TASK GOAL: Please set down the entries below once more, exactly.

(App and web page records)
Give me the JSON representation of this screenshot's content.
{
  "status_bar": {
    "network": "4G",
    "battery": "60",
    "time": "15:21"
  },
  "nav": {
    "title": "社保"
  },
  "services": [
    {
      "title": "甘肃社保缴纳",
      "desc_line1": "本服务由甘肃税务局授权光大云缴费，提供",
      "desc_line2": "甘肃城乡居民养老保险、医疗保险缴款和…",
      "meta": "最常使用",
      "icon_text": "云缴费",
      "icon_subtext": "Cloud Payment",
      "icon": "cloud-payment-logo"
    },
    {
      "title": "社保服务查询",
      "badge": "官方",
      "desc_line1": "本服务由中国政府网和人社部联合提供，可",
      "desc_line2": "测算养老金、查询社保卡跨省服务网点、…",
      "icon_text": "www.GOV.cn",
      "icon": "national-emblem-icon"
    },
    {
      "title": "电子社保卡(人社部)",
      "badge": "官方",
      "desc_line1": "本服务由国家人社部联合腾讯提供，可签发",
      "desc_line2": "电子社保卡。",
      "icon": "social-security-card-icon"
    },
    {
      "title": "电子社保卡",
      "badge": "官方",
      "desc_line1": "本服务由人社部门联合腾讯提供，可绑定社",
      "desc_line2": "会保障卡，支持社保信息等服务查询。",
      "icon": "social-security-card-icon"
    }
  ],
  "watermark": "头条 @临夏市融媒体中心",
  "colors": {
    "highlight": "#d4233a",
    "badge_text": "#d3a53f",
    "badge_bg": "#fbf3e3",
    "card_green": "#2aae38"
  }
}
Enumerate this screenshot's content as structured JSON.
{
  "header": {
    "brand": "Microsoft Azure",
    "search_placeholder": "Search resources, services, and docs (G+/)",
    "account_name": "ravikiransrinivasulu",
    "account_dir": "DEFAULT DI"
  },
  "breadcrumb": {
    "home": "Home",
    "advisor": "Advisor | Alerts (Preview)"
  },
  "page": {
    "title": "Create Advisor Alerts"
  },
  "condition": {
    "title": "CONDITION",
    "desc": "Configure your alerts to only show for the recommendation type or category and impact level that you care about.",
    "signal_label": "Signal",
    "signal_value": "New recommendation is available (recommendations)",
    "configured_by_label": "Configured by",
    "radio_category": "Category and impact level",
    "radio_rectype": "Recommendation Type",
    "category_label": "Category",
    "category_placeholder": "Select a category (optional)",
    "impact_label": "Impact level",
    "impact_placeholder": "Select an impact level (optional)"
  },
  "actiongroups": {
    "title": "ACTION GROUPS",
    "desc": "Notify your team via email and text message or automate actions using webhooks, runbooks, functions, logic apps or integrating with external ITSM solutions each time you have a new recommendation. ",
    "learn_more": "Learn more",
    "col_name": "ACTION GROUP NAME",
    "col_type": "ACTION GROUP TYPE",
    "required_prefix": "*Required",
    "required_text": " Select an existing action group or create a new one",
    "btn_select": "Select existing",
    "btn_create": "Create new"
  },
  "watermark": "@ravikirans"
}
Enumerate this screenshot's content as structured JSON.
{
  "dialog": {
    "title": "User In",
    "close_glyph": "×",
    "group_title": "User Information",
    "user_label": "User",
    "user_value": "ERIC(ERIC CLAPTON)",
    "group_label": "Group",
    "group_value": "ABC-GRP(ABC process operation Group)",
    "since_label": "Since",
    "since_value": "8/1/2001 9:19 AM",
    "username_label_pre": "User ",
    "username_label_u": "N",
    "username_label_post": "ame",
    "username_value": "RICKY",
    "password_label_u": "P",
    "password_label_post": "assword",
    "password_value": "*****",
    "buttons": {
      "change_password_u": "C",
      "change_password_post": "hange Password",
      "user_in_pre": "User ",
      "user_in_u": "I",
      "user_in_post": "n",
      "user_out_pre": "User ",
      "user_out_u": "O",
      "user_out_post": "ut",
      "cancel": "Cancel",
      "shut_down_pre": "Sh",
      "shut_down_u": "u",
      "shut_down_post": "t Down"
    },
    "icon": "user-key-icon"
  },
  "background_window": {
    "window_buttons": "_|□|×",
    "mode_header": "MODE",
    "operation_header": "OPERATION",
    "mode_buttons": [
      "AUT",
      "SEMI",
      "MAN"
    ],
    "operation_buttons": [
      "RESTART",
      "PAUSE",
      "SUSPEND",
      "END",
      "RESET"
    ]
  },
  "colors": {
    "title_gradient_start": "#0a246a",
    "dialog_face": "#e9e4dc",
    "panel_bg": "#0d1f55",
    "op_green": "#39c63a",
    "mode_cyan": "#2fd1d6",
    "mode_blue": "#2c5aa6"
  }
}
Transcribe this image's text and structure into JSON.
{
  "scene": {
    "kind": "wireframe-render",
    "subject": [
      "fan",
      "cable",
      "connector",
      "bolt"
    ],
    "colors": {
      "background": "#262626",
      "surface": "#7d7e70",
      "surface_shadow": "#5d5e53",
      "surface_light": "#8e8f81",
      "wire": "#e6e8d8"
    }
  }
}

RESULT BELOW:
Give me the JSON representation of this screenshot's content.
{
  "status_bar": {
    "network": "4G",
    "battery": "60",
    "time": "15:21"
  },
  "nav": {
    "title": "社保"
  },
  "services": [
    {
      "title": "甘肃社保缴纳",
      "desc_line1": "本服务由甘肃税务局授权光大云缴费，提供",
      "desc_line2": "甘肃城乡居民养老保险、医疗保险缴款和…",
      "meta": "最常使用",
      "icon_text": "云缴费",
      "icon_subtext": "Cloud Payment",
      "icon": "cloud-payment-logo"
    },
    {
      "title": "社保服务查询",
      "badge": "官方",
      "desc_line1": "本服务由中国政府网和人社部联合提供，可",
      "desc_line2": "测算养老金、查询社保卡跨省服务网点、…",
      "icon_text": "www.GOV.cn",
      "icon": "national-emblem-icon"
    },
    {
      "title": "电子社保卡(人社部)",
      "badge": "官方",
      "desc_line1": "本服务由国家人社部联合腾讯提供，可签发",
      "desc_line2": "电子社保卡。",
      "icon": "social-security-card-icon"
    },
    {
      "title": "电子社保卡",
      "badge": "官方",
      "desc_line1": "本服务由人社部门联合腾讯提供，可绑定社",
      "desc_line2": "会保障卡，支持社保信息等服务查询。",
      "icon": "social-security-card-icon"
    }
  ],
  "watermark": "头条 @临夏市融媒体中心",
  "colors": {
    "highlight": "#d4233a",
    "badge_text": "#d3a53f",
    "badge_bg": "#fbf3e3",
    "card_green": "#2aae38"
  }
}
Enumerate this screenshot's content as structured JSON.
{
  "header": {
    "brand": "Microsoft Azure",
    "search_placeholder": "Search resources, services, and docs (G+/)",
    "account_name": "ravikiransrinivasulu",
    "account_dir": "DEFAULT DI"
  },
  "breadcrumb": {
    "home": "Home",
    "advisor": "Advisor | Alerts (Preview)"
  },
  "page": {
    "title": "Create Advisor Alerts"
  },
  "condition": {
    "title": "CONDITION",
    "desc": "Configure your alerts to only show for the recommendation type or category and impact level that you care about.",
    "signal_label": "Signal",
    "signal_value": "New recommendation is available (recommendations)",
    "configured_by_label": "Configured by",
    "radio_category": "Category and impact level",
    "radio_rectype": "Recommendation Type",
    "category_label": "Category",
    "category_placeholder": "Select a category (optional)",
    "impact_label": "Impact level",
    "impact_placeholder": "Select an impact level (optional)"
  },
  "actiongroups": {
    "title": "ACTION GROUPS",
    "desc": "Notify your team via email and text message or automate actions using webhooks, runbooks, functions, logic apps or integrating with external ITSM solutions each time you have a new recommendation. ",
    "learn_more": "Learn more",
    "col_name": "ACTION GROUP NAME",
    "col_type": "ACTION GROUP TYPE",
    "required_prefix": "*Required",
    "required_text": " Select an existing action group or create a new one",
    "btn_select": "Select existing",
    "btn_create": "Create new"
  },
  "watermark": "@ravikirans"
}
Enumerate this screenshot's content as structured JSON.
{
  "dialog": {
    "title": "User In",
    "close_glyph": "×",
    "group_title": "User Information",
    "user_label": "User",
    "user_value": "ERIC(ERIC CLAPTON)",
    "group_label": "Group",
    "group_value": "ABC-GRP(ABC process operation Group)",
    "since_label": "Since",
    "since_value": "8/1/2001 9:19 AM",
    "username_label_pre": "User ",
    "username_label_u": "N",
    "username_label_post": "ame",
    "username_value": "RICKY",
    "password_label_u": "P",
    "password_label_post": "assword",
    "password_value": "*****",
    "buttons": {
      "change_password_u": "C",
      "change_password_post": "hange Password",
      "user_in_pre": "User ",
      "user_in_u": "I",
      "user_in_post": "n",
      "user_out_pre": "User ",
      "user_out_u": "O",
      "user_out_post": "ut",
      "cancel": "Cancel",
      "shut_down_pre": "Sh",
      "shut_down_u": "u",
      "shut_down_post": "t Down"
    },
    "icon": "user-key-icon"
  },
  "background_window": {
    "window_buttons": "_|□|×",
    "mode_header": "MODE",
    "operation_header": "OPERATION",
    "mode_buttons": [
      "AUT",
      "SEMI",
      "MAN"
    ],
    "operation_buttons": [
      "RESTART",
      "PAUSE",
      "SUSPEND",
      "END",
      "RESET"
    ]
  },
  "colors": {
    "title_gradient_start": "#0a246a",
    "dialog_face": "#e9e4dc",
    "panel_bg": "#0d1f55",
    "op_green": "#39c63a",
    "mode_cyan": "#2fd1d6",
    "mode_blue": "#2c5aa6"
  }
}
Transcribe this image's text and structure into JSON.
{
  "scene": {
    "kind": "wireframe-render",
    "subject": [
      "fan",
      "cable",
      "connector",
      "bolt"
    ],
    "colors": {
      "background": "#262626",
      "surface": "#7d7e70",
      "surface_shadow": "#5d5e53",
      "surface_light": "#8e8f81",
      "wire": "#e6e8d8"
    }
  }
}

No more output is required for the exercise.